Report finds the value of good schools for marginalised students
Australia's next generation of leaders, sport stars, scientists and astronauts are currently still in the school system. With their talents yet to emerge, it is the role of teachers, principals and other educators to nurture these kids and ensure they have the right environment in which to flourish.
However, for different reasons, many students don't have these support structures outside of school. Whether they have disabilities, are from culturally or linguistically diverse backgrounds or live in rural areas, these are just several factors that can have a negative impact on a student's well-being. This is often described as marginalisation, and was recently discussed as part of the latest Australian Child Wellbeing Project report.
Australian Child Wellbeing Project – the details
School teachers, administrators and principals can actually play an important role in the well-being of marginalised students.
According to the Melbourne Institute, marginalisation is "a state in which individuals are living on the fringes of society because of their compromised or severely limited access to the resources and opportunities needed to fully participate in society and to live a decent life."
Surveying around 5,500 young Australians between eight and 14 years, researchers at a number of educational institutions, including the Australian Council for Educational Research (ACER), learnt about the various mechanisms of a child's well-being.
According to the results, many students reported a high level of well-being. However, those marginalised by one of the above factors or something similar have a much lower level of well-being, which can impact their school performance.
In an interesting finding, ACER noted that school teachers, administrators and principals can actually play an important role in the well-being of marginalised students. ACER Principal Research Fellow Dr Petra Lietz explained this in more detail.
"Students typically report higher levels of wellbeing (sic) when their experiences across domains like family networks, home environment, health and school reinforce each other," she said.
"The good news is that some tangible things can be done to support well-being such as teachers believing in the success of all students, families having fun together, encouraging young people to be physically active and helping them to form strong bonds with others."
Identifying marginalised students
Of course, for Australian teachers, identifying marginalised students isn't always easy. Unless the student shows particular deficiencies in their behaviour or performance, helping them in other areas is impossible. For the latter, student data could be of assistance.
Based on the study of 3,000 Victorian and Tasmanian students across a single subject (year 8 mathematics) published by the Grattan Institute last year, there could be an eight year gap between top students and potentially marginalised ones.
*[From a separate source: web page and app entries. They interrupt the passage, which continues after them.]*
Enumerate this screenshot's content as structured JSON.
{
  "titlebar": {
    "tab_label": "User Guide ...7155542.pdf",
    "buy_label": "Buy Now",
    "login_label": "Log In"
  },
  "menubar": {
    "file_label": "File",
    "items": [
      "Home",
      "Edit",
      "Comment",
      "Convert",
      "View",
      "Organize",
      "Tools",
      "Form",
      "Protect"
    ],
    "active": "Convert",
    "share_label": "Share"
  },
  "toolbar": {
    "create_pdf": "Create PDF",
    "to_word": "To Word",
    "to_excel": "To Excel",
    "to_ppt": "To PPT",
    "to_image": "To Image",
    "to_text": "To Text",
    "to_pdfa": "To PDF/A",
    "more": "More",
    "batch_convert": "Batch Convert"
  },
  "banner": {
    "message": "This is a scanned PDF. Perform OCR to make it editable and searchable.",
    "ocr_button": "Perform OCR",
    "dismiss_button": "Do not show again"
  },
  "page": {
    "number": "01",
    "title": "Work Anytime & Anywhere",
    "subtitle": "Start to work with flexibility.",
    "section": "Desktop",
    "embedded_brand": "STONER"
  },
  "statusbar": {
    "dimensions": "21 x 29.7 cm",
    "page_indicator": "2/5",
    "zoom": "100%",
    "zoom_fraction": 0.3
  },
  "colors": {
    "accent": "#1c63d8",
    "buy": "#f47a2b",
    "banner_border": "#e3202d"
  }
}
To address the potentially marginalised students in your school, feel free to reach out to the team at Best Performance. With industry-leading technology, we can help to identify struggling students through targeted reaching plans.